Instructions for the task - Please reproduce all of the data below exactly, leaving each picture out.

*** Opening Dataset records ***

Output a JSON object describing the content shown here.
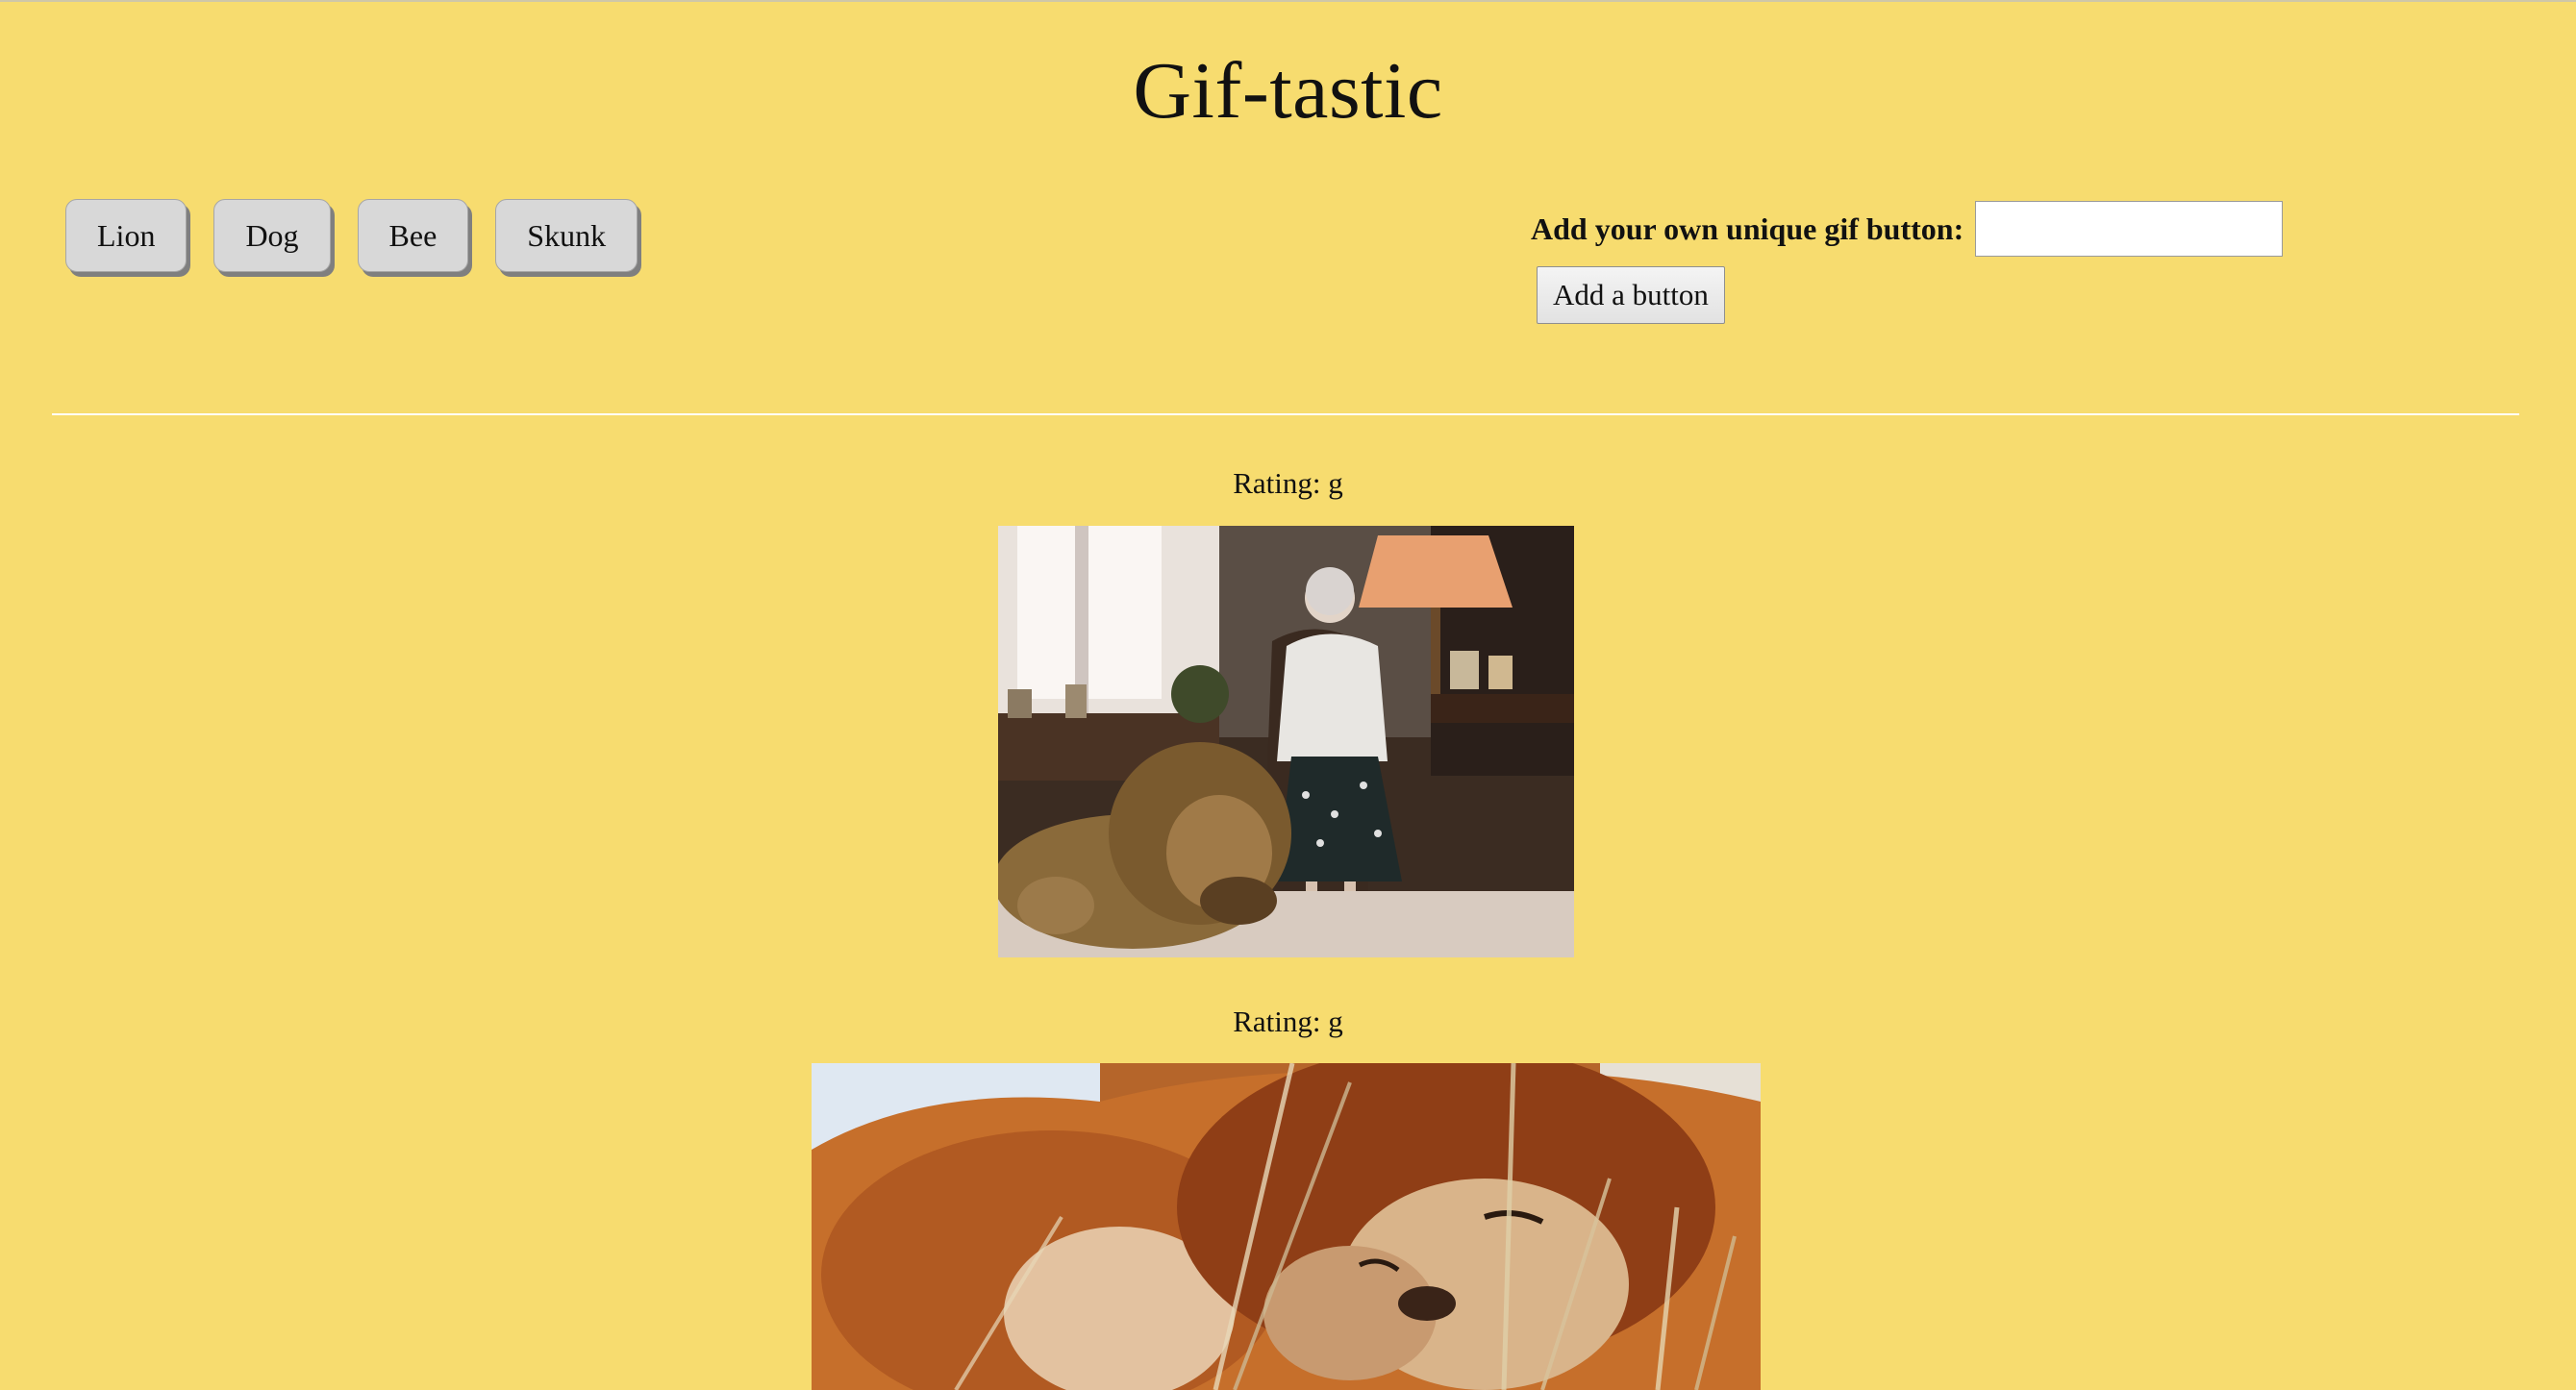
{
  "page": {
    "title": "Gif-tastic"
  },
  "topic_buttons": [
    {
      "label": "Lion"
    },
    {
      "label": "Dog"
    },
    {
      "label": "Bee"
    },
    {
      "label": "Skunk"
    }
  ],
  "add_form": {
    "label": "Add your own unique gif button:",
    "input_value": "",
    "submit_label": "Add a button"
  },
  "gifs": [
    {
      "rating": "Rating: g",
      "subject": "elderly woman seated in a living room with a lion lying on the rug"
    },
    {
      "rating": "Rating: g",
      "subject": "two lions nuzzling in tall grass"
    }
  ],
  "colors": {
    "background": "#f7dc6f",
    "button_bg": "#d8d8d8",
    "divider": "#ffffff"
  }
}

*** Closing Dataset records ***

Reply -
Output a JSON object describing the content shown here.
{
  "page": {
    "title": "Gif-tastic"
  },
  "topic_buttons": [
    {
      "label": "Lion"
    },
    {
      "label": "Dog"
    },
    {
      "label": "Bee"
    },
    {
      "label": "Skunk"
    }
  ],
  "add_form": {
    "label": "Add your own unique gif button:",
    "input_value": "",
    "submit_label": "Add a button"
  },
  "gifs": [
    {
      "rating": "Rating: g",
      "subject": "elderly woman seated in a living room with a lion lying on the rug"
    },
    {
      "rating": "Rating: g",
      "subject": "two lions nuzzling in tall grass"
    }
  ],
  "colors": {
    "background": "#f7dc6f",
    "button_bg": "#d8d8d8",
    "divider": "#ffffff"
  }
}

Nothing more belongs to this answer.